A CTEGD subcommittee comprised of the CTEGD Director and two CTEGD faculty members selected for each evaluation session by the CTEGD Director will evaluate the applications. The CTEGD Director will not select a CTEGD faculty member who is sponsoring an application for that evaluation session. If the CTEGD Director is sponsoring one or more applicants he will not participate in the evaluations of the applications that involve his laboratory and he will appoint a third CTEGD faculty member to fill in for him on that review session.
A USA-based applicant must be a member of a CTEGD faculty member’s laboratory and have been in the laboratory long enough for the faculty member to vouch for, and therefore sponsor, their application. An overseas applicant must be a member of a laboratory that actively collaborates with a CTEGD faculty member, and have the full support of the Principle Investigator of that collaborating laboratory as well as the PI of the laboratory in which they wish to participate.

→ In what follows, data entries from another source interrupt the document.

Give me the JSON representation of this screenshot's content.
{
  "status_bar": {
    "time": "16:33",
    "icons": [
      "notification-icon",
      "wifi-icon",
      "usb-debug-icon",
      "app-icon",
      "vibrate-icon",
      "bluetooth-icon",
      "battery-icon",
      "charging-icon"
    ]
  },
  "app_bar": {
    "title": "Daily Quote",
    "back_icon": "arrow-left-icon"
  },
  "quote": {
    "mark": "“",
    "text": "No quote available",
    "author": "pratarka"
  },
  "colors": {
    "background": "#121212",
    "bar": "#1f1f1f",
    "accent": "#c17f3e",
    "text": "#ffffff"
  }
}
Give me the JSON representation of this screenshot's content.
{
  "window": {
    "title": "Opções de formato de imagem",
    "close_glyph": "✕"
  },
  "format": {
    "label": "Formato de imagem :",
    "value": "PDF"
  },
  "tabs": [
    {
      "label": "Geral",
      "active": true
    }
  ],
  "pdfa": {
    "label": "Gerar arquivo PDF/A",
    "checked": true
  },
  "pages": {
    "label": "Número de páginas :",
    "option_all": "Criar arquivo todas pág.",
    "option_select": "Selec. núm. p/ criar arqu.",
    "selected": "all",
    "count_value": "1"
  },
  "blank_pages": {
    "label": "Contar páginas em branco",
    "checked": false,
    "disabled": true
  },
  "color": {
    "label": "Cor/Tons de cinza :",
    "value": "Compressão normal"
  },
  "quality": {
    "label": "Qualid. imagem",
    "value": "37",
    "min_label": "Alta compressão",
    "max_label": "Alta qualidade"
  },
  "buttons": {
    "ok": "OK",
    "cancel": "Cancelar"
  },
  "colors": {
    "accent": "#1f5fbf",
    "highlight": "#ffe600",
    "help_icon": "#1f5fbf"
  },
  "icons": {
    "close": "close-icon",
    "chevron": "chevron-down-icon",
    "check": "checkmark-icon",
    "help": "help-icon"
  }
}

PREP@UGA provides focused research training opportunities for students from underrepresented backgrounds. In this NIH-funded program, mentors work closely with recent post-baccalaureate students to provide them with the skills necessary to excel in biomedical graduate training programs. The goal is to equip those with the desire and motivation to become the next generation of biomedical researchers with the credentials required to achieve this. For more information and application procedure, visit PREP@UGA.
The Department of Microbiology administers the Research in Prokaryotic Biology REU. They provide an intensive, 9 week hands-on laboratory research program for 10 undergraduates in the summer. Exciting projects will address diverse topics in Prokaryotic Biology. CTEGD faculty involved in this program include Drs. Daniel Colley, Rick Tarleton, and Silvia Moreno. For more information on this program, visit the Department of Microbiology’s REU website.